§ **Work item**
Copy each line below exactly as it appears. Pictures are to be omitted.
(Beginning of Given records)
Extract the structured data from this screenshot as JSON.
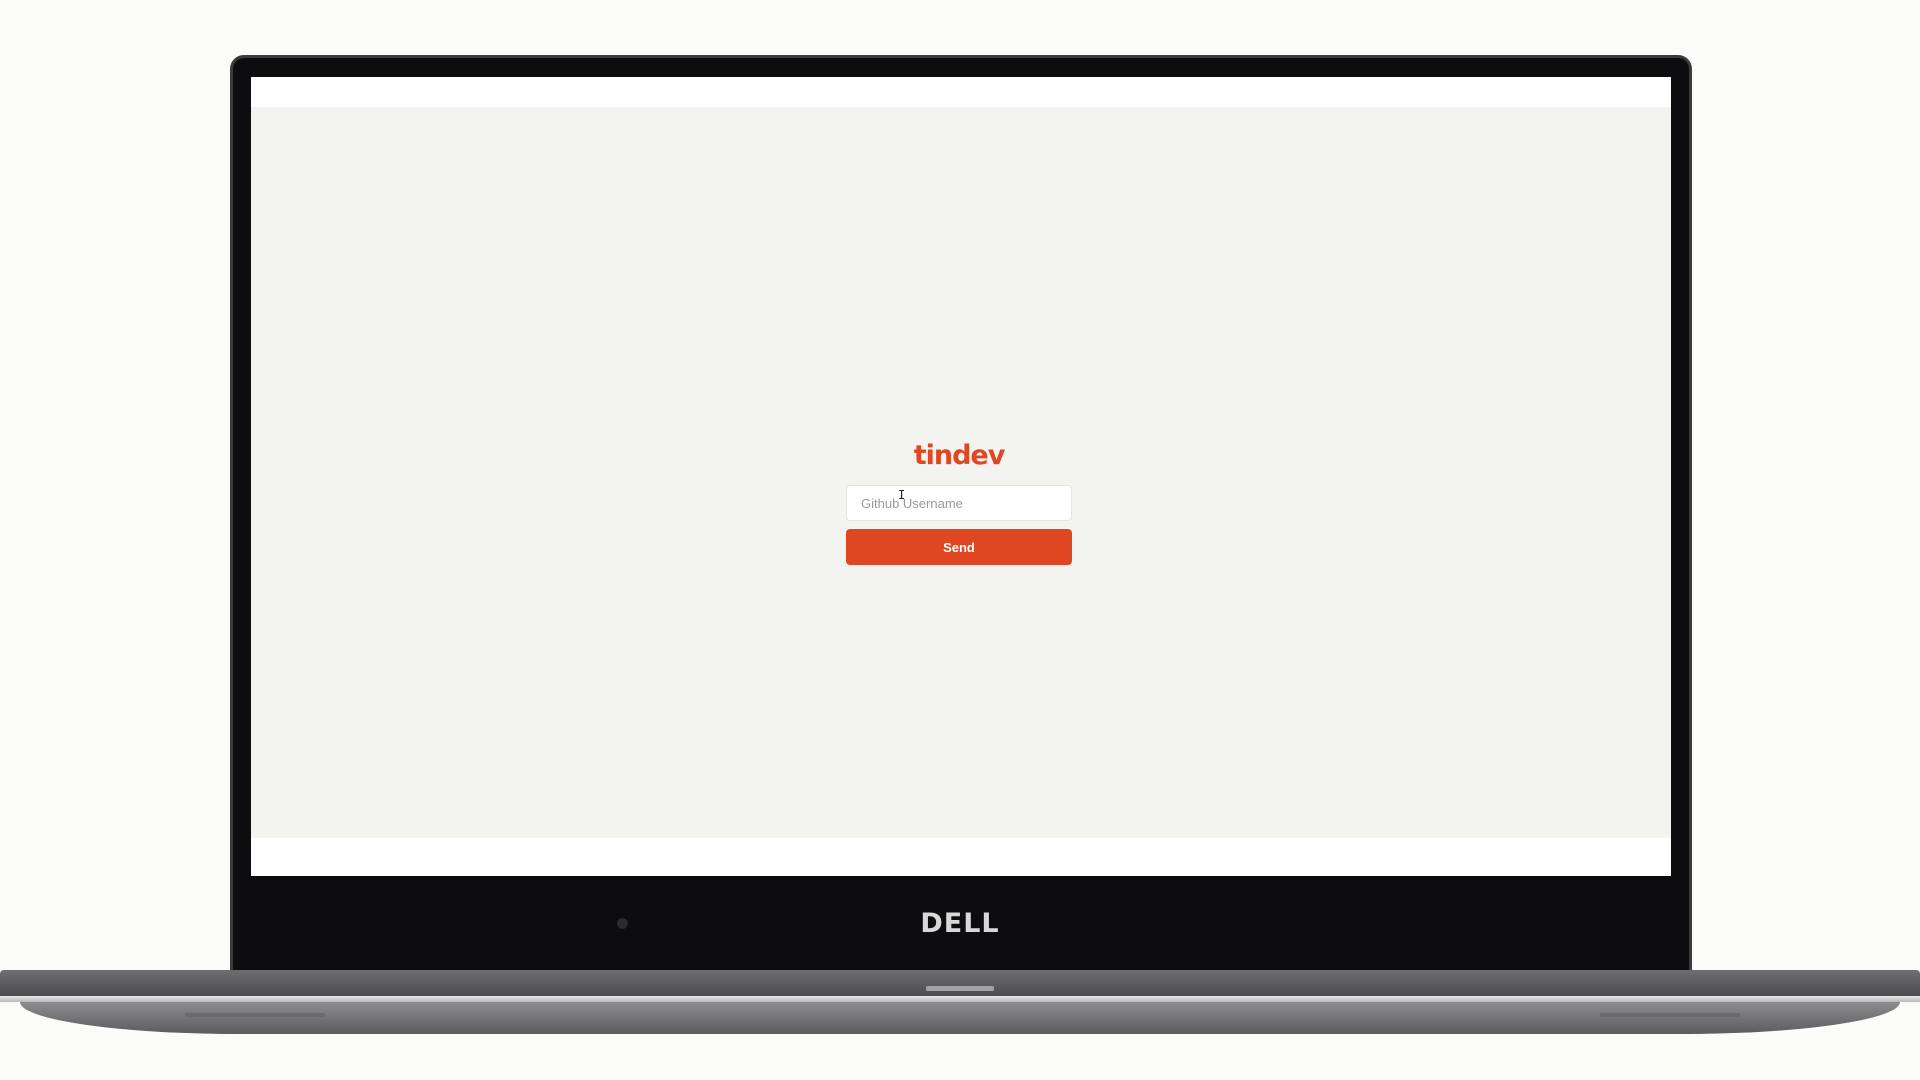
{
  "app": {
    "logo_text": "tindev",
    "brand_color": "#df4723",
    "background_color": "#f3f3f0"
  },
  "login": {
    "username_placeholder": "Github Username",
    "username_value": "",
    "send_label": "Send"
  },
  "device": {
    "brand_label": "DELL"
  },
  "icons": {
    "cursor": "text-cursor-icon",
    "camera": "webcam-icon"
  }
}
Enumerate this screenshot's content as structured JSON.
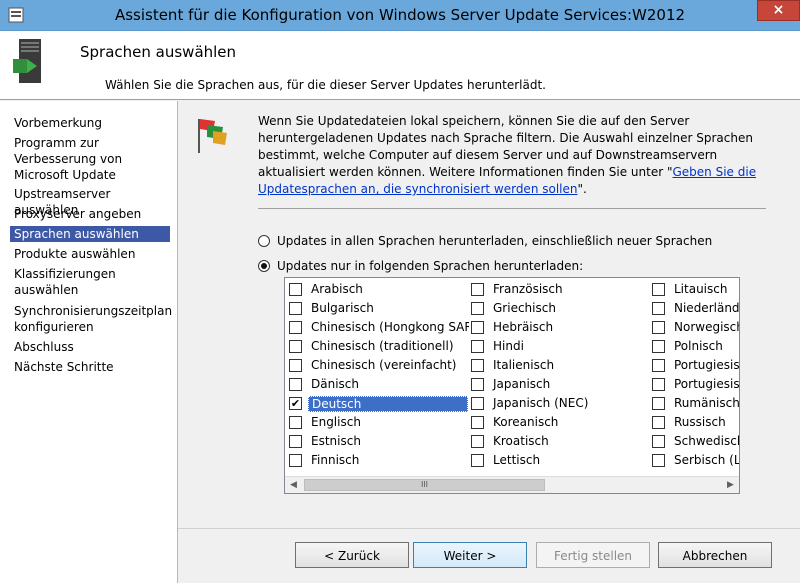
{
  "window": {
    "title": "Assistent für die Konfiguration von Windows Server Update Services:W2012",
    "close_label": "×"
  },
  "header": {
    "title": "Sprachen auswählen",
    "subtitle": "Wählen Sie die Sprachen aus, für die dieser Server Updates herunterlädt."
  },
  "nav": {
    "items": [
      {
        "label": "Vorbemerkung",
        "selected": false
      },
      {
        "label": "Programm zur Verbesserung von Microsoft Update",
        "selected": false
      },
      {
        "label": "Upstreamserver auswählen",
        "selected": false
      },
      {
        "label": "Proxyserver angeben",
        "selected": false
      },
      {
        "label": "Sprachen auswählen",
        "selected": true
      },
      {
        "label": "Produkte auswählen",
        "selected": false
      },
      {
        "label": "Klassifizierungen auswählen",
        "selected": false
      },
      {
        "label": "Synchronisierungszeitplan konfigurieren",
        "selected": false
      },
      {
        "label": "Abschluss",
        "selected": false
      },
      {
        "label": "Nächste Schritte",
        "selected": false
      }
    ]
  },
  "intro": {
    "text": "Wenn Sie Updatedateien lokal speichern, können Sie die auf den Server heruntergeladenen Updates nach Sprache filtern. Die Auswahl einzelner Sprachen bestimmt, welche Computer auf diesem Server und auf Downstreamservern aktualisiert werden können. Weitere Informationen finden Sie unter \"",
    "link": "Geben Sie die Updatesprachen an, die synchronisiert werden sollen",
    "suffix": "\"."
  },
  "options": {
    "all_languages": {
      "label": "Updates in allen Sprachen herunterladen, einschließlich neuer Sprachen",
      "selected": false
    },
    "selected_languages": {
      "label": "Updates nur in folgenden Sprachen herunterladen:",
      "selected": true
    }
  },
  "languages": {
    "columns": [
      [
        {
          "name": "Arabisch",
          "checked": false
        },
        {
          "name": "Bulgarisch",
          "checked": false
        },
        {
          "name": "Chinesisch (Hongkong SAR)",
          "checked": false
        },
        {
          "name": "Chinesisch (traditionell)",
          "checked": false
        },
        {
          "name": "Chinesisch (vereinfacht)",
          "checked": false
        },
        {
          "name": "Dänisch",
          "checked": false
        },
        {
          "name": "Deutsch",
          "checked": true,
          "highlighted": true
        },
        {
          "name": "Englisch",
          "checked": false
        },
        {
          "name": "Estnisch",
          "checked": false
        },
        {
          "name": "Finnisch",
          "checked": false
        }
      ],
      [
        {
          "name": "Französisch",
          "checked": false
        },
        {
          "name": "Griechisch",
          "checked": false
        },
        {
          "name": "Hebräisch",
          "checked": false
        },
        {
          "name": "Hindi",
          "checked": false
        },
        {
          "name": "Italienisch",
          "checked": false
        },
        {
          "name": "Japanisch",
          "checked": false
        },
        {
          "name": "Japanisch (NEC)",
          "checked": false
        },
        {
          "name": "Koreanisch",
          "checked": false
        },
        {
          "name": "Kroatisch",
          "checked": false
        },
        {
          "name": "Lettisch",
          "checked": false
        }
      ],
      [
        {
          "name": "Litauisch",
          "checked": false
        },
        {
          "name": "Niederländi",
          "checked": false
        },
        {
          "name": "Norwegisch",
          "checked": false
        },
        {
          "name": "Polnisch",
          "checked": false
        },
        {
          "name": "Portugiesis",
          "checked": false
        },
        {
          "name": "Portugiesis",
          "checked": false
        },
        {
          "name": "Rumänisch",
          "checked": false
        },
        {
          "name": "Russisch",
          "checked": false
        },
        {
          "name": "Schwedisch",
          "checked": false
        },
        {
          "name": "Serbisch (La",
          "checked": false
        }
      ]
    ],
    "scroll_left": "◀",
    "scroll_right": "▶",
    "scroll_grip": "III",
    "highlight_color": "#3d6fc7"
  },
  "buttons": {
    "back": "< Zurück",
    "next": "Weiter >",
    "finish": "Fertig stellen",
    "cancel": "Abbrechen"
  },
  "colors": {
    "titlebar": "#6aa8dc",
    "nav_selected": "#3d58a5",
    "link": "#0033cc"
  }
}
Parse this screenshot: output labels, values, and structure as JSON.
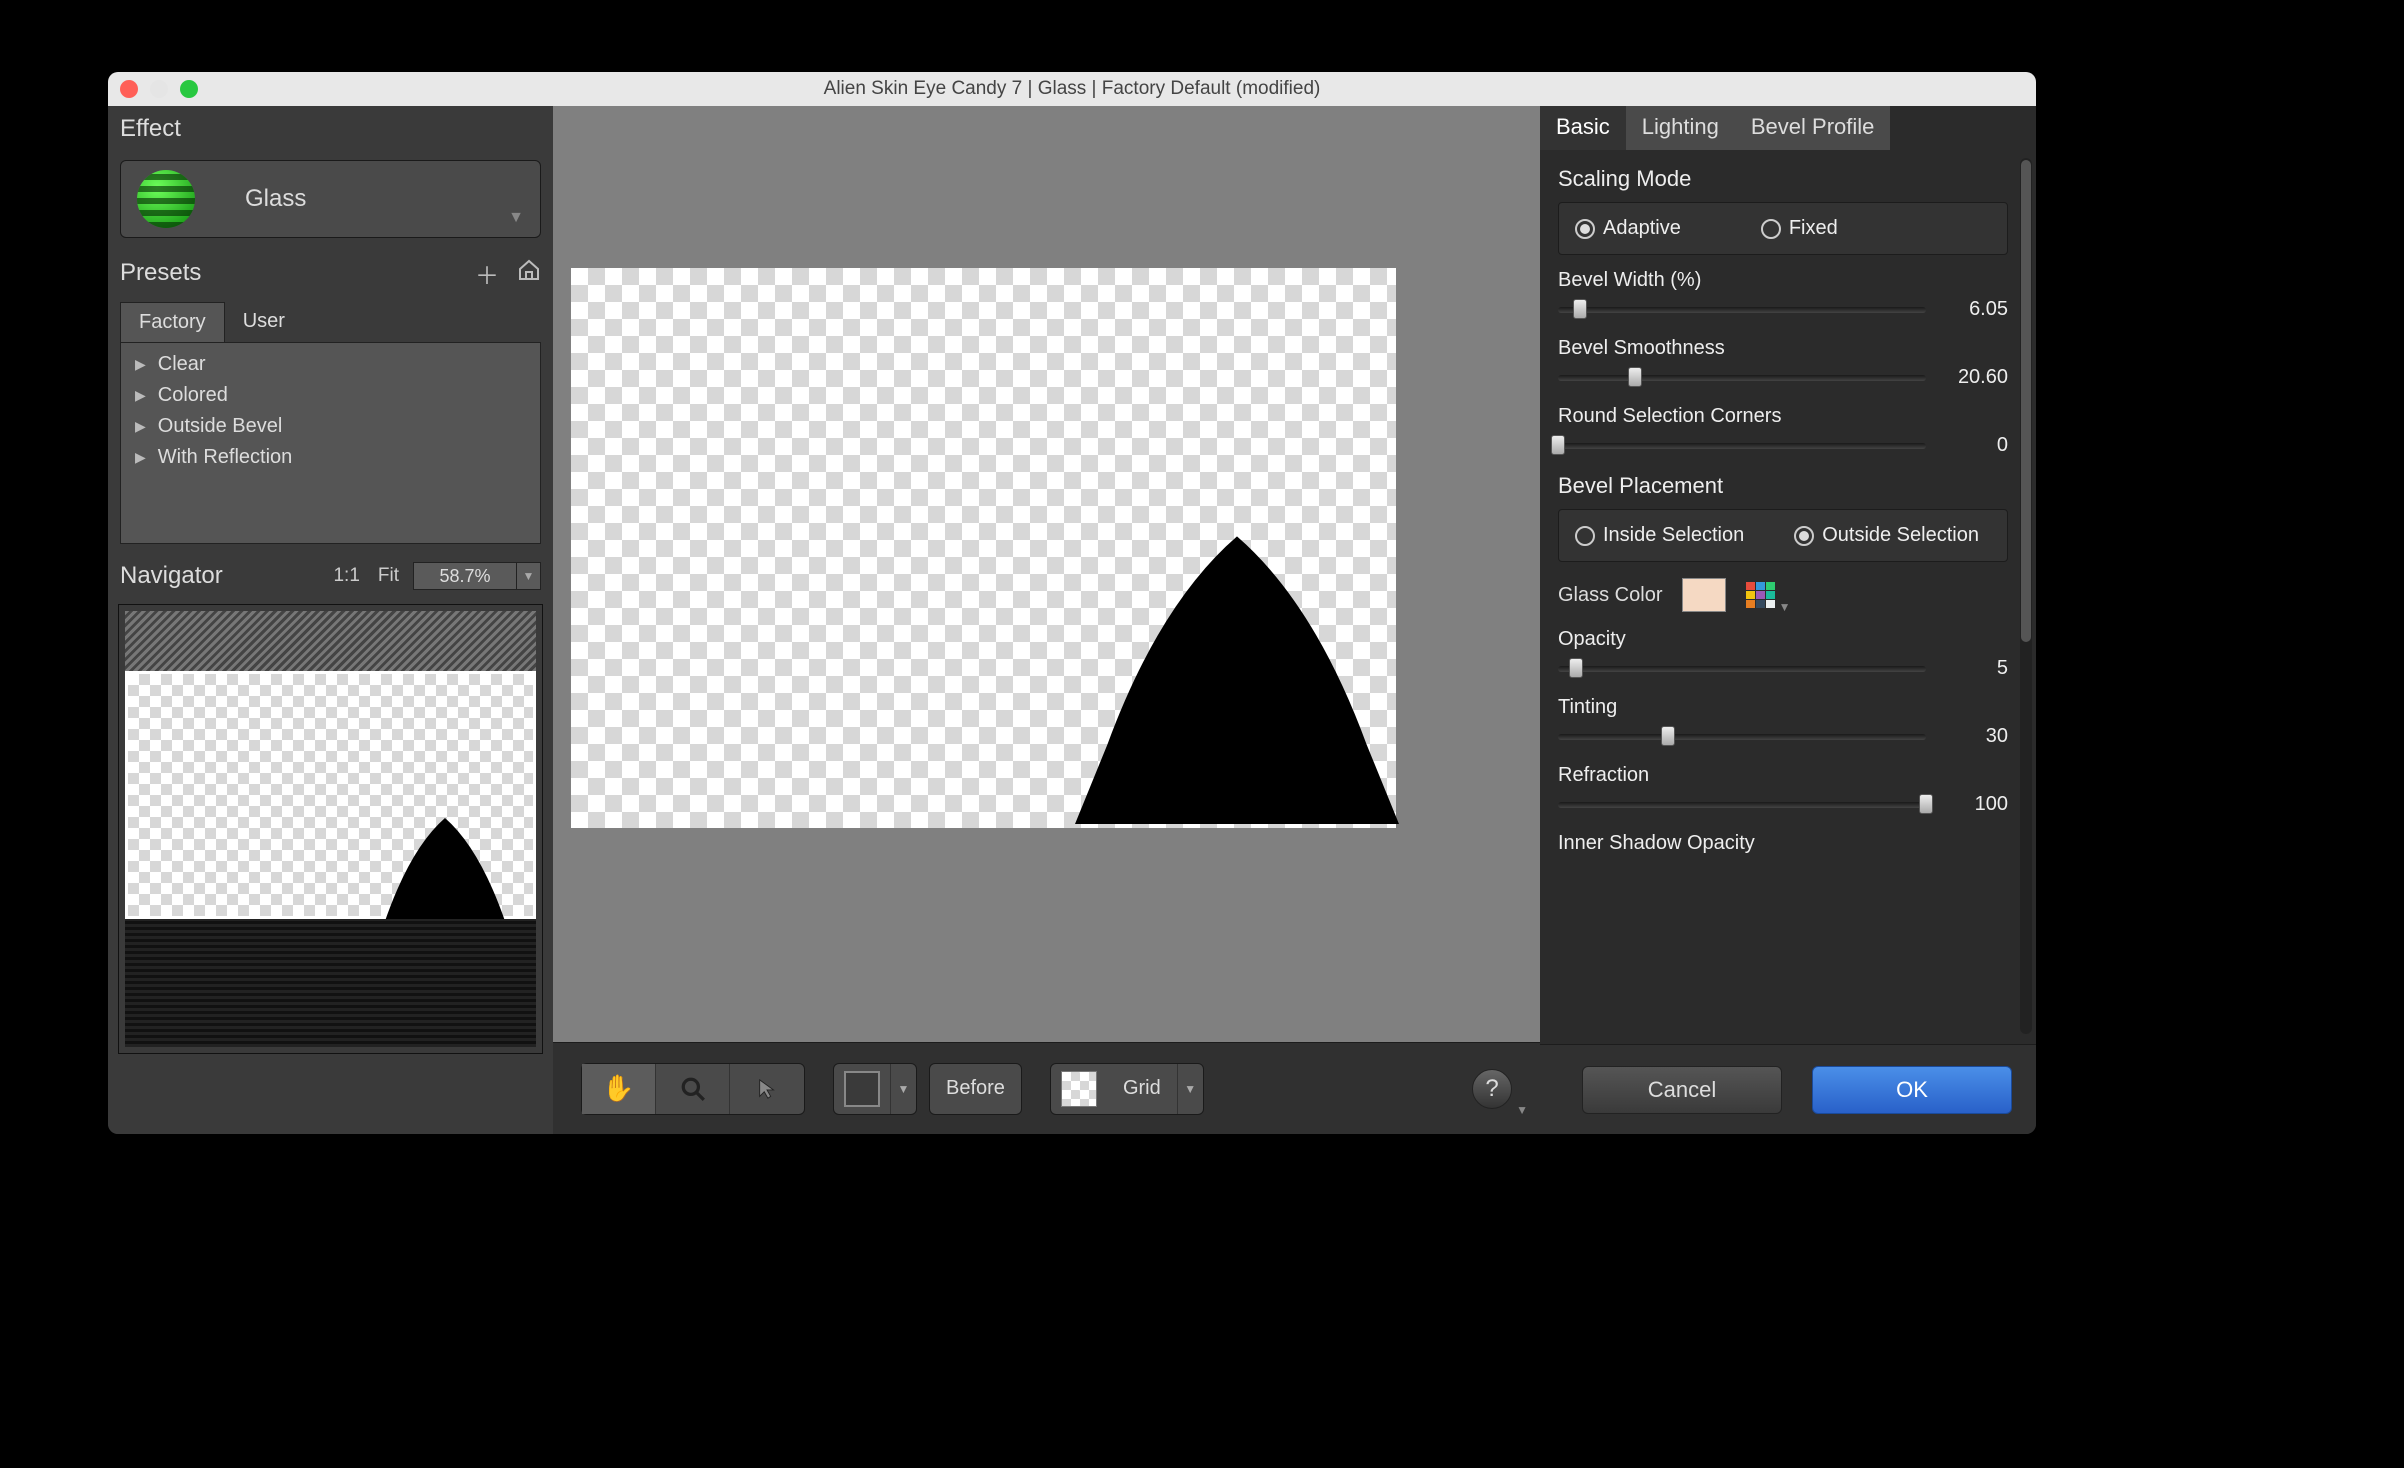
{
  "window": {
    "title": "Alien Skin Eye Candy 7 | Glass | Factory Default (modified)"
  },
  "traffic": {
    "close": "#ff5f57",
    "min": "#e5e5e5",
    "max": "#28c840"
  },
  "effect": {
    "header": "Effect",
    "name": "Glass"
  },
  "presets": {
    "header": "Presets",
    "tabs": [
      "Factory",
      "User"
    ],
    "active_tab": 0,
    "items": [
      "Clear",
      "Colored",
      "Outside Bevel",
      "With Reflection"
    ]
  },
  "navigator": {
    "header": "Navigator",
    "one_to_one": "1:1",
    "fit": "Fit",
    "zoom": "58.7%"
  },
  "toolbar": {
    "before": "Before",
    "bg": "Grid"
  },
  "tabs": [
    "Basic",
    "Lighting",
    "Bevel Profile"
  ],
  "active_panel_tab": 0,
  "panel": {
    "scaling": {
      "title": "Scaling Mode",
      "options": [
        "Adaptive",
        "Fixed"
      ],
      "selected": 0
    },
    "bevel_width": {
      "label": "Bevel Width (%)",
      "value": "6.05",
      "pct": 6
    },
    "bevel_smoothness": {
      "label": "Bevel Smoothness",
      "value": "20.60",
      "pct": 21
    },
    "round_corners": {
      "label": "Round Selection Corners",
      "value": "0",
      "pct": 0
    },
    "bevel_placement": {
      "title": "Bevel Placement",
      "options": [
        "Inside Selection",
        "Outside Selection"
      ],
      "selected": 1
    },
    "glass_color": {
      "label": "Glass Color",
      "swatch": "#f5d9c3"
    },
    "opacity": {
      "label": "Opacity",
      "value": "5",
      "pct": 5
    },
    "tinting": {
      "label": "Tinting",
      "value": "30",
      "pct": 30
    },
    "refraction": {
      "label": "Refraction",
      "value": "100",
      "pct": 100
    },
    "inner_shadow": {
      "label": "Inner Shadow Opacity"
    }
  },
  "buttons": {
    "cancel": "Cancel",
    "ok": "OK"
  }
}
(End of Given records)
§ **Worked solution**
Extract the structured data from this screenshot as JSON.
{
  "app": {
    "logo_text": "tindev",
    "brand_color": "#df4723",
    "background_color": "#f3f3f0"
  },
  "login": {
    "username_placeholder": "Github Username",
    "username_value": "",
    "send_label": "Send"
  },
  "device": {
    "brand_label": "DELL"
  },
  "icons": {
    "cursor": "text-cursor-icon",
    "camera": "webcam-icon"
  }
}
Enumerate this screenshot's content as structured JSON.
{
  "window": {
    "title": "Assistent für die Konfiguration von Windows Server Update Services:W2012",
    "close_label": "×"
  },
  "header": {
    "title": "Sprachen auswählen",
    "subtitle": "Wählen Sie die Sprachen aus, für die dieser Server Updates herunterlädt."
  },
  "nav": {
    "items": [
      {
        "label": "Vorbemerkung",
        "selected": false
      },
      {
        "label": "Programm zur Verbesserung von Microsoft Update",
        "selected": false
      },
      {
        "label": "Upstreamserver auswählen",
        "selected": false
      },
      {
        "label": "Proxyserver angeben",
        "selected": false
      },
      {
        "label": "Sprachen auswählen",
        "selected": true
      },
      {
        "label": "Produkte auswählen",
        "selected": false
      },
      {
        "label": "Klassifizierungen auswählen",
        "selected": false
      },
      {
        "label": "Synchronisierungszeitplan konfigurieren",
        "selected": false
      },
      {
        "label": "Abschluss",
        "selected": false
      },
      {
        "label": "Nächste Schritte",
        "selected": false
      }
    ]
  },
  "intro": {
    "text": "Wenn Sie Updatedateien lokal speichern, können Sie die auf den Server heruntergeladenen Updates nach Sprache filtern. Die Auswahl einzelner Sprachen bestimmt, welche Computer auf diesem Server und auf Downstreamservern aktualisiert werden können. Weitere Informationen finden Sie unter \"",
    "link": "Geben Sie die Updatesprachen an, die synchronisiert werden sollen",
    "suffix": "\"."
  },
  "options": {
    "all_languages": {
      "label": "Updates in allen Sprachen herunterladen, einschließlich neuer Sprachen",
      "selected": false
    },
    "selected_languages": {
      "label": "Updates nur in folgenden Sprachen herunterladen:",
      "selected": true
    }
  },
  "languages": {
    "columns": [
      [
        {
          "name": "Arabisch",
          "checked": false
        },
        {
          "name": "Bulgarisch",
          "checked": false
        },
        {
          "name": "Chinesisch (Hongkong SAR)",
          "checked": false
        },
        {
          "name": "Chinesisch (traditionell)",
          "checked": false
        },
        {
          "name": "Chinesisch (vereinfacht)",
          "checked": false
        },
        {
          "name": "Dänisch",
          "checked": false
        },
        {
          "name": "Deutsch",
          "checked": true,
          "highlighted": true
        },
        {
          "name": "Englisch",
          "checked": false
        },
        {
          "name": "Estnisch",
          "checked": false
        },
        {
          "name": "Finnisch",
          "checked": false
        }
      ],
      [
        {
          "name": "Französisch",
          "checked": false
        },
        {
          "name": "Griechisch",
          "checked": false
        },
        {
          "name": "Hebräisch",
          "checked": false
        },
        {
          "name": "Hindi",
          "checked": false
        },
        {
          "name": "Italienisch",
          "checked": false
        },
        {
          "name": "Japanisch",
          "checked": false
        },
        {
          "name": "Japanisch (NEC)",
          "checked": false
        },
        {
          "name": "Koreanisch",
          "checked": false
        },
        {
          "name": "Kroatisch",
          "checked": false
        },
        {
          "name": "Lettisch",
          "checked": false
        }
      ],
      [
        {
          "name": "Litauisch",
          "checked": false
        },
        {
          "name": "Niederländi",
          "checked": false
        },
        {
          "name": "Norwegisch",
          "checked": false
        },
        {
          "name": "Polnisch",
          "checked": false
        },
        {
          "name": "Portugiesis",
          "checked": false
        },
        {
          "name": "Portugiesis",
          "checked": false
        },
        {
          "name": "Rumänisch",
          "checked": false
        },
        {
          "name": "Russisch",
          "checked": false
        },
        {
          "name": "Schwedisch",
          "checked": false
        },
        {
          "name": "Serbisch (La",
          "checked": false
        }
      ]
    ],
    "scroll_left": "◀",
    "scroll_right": "▶",
    "scroll_grip": "III",
    "highlight_color": "#3d6fc7"
  },
  "buttons": {
    "back": "< Zurück",
    "next": "Weiter >",
    "finish": "Fertig stellen",
    "cancel": "Abbrechen"
  },
  "colors": {
    "titlebar": "#6aa8dc",
    "nav_selected": "#3d58a5",
    "link": "#0033cc"
  }
}
Parse this screenshot: output labels, values, and structure as JSON.
{
  "window": {
    "title": "Alien Skin Eye Candy 7 | Glass | Factory Default (modified)"
  },
  "traffic": {
    "close": "#ff5f57",
    "min": "#e5e5e5",
    "max": "#28c840"
  },
  "effect": {
    "header": "Effect",
    "name": "Glass"
  },
  "presets": {
    "header": "Presets",
    "tabs": [
      "Factory",
      "User"
    ],
    "active_tab": 0,
    "items": [
      "Clear",
      "Colored",
      "Outside Bevel",
      "With Reflection"
    ]
  },
  "navigator": {
    "header": "Navigator",
    "one_to_one": "1:1",
    "fit": "Fit",
    "zoom": "58.7%"
  },
  "toolbar": {
    "before": "Before",
    "bg": "Grid"
  },
  "tabs": [
    "Basic",
    "Lighting",
    "Bevel Profile"
  ],
  "active_panel_tab": 0,
  "panel": {
    "scaling": {
      "title": "Scaling Mode",
      "options": [
        "Adaptive",
        "Fixed"
      ],
      "selected": 0
    },
    "bevel_width": {
      "label": "Bevel Width (%)",
      "value": "6.05",
      "pct": 6
    },
    "bevel_smoothness": {
      "label": "Bevel Smoothness",
      "value": "20.60",
      "pct": 21
    },
    "round_corners": {
      "label": "Round Selection Corners",
      "value": "0",
      "pct": 0
    },
    "bevel_placement": {
      "title": "Bevel Placement",
      "options": [
        "Inside Selection",
        "Outside Selection"
      ],
      "selected": 1
    },
    "glass_color": {
      "label": "Glass Color",
      "swatch": "#f5d9c3"
    },
    "opacity": {
      "label": "Opacity",
      "value": "5",
      "pct": 5
    },
    "tinting": {
      "label": "Tinting",
      "value": "30",
      "pct": 30
    },
    "refraction": {
      "label": "Refraction",
      "value": "100",
      "pct": 100
    },
    "inner_shadow": {
      "label": "Inner Shadow Opacity"
    }
  },
  "buttons": {
    "cancel": "Cancel",
    "ok": "OK"
  }
}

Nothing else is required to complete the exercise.